Entries taken from a collection:
§

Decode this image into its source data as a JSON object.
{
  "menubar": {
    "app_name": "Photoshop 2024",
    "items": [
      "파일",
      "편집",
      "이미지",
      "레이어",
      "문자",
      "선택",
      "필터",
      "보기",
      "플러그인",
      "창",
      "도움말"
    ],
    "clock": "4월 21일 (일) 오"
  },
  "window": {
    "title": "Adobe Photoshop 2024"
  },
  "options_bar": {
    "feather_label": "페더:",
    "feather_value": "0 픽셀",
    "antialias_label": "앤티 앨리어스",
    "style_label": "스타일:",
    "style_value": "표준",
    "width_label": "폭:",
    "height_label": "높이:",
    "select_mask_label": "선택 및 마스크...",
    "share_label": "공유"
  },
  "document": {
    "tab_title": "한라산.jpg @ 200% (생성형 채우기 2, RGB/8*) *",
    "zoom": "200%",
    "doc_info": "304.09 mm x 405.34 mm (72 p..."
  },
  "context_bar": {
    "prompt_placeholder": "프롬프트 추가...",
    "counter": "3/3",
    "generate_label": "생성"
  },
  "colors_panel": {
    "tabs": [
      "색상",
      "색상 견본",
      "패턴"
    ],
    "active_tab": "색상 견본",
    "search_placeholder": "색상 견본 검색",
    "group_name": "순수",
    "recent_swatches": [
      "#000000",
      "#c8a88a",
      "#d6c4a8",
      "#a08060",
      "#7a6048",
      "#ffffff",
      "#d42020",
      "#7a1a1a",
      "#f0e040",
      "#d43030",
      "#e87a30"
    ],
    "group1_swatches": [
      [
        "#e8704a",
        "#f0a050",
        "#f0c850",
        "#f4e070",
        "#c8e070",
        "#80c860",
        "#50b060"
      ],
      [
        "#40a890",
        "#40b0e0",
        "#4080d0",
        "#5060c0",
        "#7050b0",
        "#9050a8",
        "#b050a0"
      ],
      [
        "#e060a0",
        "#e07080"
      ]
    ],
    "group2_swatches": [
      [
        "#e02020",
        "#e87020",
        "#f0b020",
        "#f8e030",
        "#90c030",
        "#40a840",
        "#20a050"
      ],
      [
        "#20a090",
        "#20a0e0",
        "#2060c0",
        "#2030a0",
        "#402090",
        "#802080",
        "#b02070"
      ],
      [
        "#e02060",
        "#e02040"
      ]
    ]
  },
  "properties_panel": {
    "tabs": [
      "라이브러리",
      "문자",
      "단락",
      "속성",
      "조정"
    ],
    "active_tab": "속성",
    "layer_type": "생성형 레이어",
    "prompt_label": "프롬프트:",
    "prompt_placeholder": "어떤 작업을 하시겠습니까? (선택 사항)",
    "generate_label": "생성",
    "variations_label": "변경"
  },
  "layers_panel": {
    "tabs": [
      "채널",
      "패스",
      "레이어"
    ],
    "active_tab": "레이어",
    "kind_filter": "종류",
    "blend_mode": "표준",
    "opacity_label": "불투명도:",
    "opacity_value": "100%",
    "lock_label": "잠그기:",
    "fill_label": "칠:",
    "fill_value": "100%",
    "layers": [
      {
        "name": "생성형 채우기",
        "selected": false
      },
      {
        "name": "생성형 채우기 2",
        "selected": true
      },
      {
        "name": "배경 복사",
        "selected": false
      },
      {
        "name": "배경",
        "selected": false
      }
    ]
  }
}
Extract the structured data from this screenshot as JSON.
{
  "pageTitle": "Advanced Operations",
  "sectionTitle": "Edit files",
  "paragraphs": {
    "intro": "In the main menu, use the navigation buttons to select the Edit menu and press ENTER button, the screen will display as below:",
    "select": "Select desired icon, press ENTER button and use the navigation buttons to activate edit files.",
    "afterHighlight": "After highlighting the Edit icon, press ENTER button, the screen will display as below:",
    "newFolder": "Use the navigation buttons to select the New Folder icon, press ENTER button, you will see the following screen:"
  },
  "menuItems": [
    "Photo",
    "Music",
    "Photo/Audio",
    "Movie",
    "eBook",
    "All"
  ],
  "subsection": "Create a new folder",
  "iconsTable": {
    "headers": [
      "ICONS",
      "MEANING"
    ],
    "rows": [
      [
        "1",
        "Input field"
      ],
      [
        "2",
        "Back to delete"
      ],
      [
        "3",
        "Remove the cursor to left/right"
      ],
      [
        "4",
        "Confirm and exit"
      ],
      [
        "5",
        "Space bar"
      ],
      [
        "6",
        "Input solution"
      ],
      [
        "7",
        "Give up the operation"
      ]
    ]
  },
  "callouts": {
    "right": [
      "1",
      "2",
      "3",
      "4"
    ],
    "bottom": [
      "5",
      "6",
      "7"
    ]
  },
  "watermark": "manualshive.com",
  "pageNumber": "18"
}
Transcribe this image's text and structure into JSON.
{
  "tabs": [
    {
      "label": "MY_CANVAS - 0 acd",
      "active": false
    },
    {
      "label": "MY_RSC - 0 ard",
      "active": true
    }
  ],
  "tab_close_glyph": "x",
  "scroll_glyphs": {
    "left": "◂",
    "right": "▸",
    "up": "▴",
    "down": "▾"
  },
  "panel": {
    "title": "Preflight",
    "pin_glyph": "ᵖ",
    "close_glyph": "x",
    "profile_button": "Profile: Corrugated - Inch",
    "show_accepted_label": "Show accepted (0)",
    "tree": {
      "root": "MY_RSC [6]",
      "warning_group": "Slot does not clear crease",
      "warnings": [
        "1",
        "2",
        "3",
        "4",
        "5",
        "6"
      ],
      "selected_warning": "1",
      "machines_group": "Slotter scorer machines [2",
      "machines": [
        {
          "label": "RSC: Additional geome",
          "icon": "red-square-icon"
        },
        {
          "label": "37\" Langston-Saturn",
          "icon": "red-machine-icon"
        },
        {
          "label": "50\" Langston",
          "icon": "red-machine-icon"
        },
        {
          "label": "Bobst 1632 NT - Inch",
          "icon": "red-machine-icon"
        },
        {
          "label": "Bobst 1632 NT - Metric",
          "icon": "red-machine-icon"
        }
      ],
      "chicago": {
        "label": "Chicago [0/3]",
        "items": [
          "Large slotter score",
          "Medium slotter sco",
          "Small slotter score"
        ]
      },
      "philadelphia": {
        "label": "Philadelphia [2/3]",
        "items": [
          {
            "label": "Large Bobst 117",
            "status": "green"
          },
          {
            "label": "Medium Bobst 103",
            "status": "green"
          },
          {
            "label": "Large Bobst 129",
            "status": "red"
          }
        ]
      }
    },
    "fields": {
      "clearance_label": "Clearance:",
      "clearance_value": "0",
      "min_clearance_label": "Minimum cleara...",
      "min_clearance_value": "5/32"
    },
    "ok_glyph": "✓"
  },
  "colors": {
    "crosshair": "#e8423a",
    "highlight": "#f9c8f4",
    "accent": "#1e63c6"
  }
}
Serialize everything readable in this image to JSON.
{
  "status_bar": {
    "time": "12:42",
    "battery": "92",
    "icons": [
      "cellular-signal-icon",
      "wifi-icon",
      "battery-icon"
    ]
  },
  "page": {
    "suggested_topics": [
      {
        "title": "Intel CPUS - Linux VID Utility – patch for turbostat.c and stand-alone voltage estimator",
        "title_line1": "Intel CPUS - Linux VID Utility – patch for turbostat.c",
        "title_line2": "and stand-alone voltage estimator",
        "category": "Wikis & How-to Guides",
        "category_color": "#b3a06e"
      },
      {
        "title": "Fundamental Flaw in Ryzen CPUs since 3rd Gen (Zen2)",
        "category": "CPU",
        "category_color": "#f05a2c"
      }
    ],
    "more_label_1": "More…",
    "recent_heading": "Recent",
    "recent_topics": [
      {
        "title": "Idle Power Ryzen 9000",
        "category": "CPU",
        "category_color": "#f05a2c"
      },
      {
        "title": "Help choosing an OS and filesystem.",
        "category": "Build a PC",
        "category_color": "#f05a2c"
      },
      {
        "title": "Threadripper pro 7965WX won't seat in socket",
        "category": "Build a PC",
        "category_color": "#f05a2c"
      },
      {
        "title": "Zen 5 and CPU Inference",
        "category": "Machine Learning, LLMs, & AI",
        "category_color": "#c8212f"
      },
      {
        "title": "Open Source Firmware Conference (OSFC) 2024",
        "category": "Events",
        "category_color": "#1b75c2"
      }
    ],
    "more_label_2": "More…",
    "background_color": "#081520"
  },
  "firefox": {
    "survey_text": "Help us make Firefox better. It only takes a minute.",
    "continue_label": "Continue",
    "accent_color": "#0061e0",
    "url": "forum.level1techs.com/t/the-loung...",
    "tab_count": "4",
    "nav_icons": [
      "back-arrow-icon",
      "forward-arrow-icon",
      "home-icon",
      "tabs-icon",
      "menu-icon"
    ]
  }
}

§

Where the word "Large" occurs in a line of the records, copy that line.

          "Large slotter score",
            "label": "Large Bobst 117",
            "label": "Large Bobst 129",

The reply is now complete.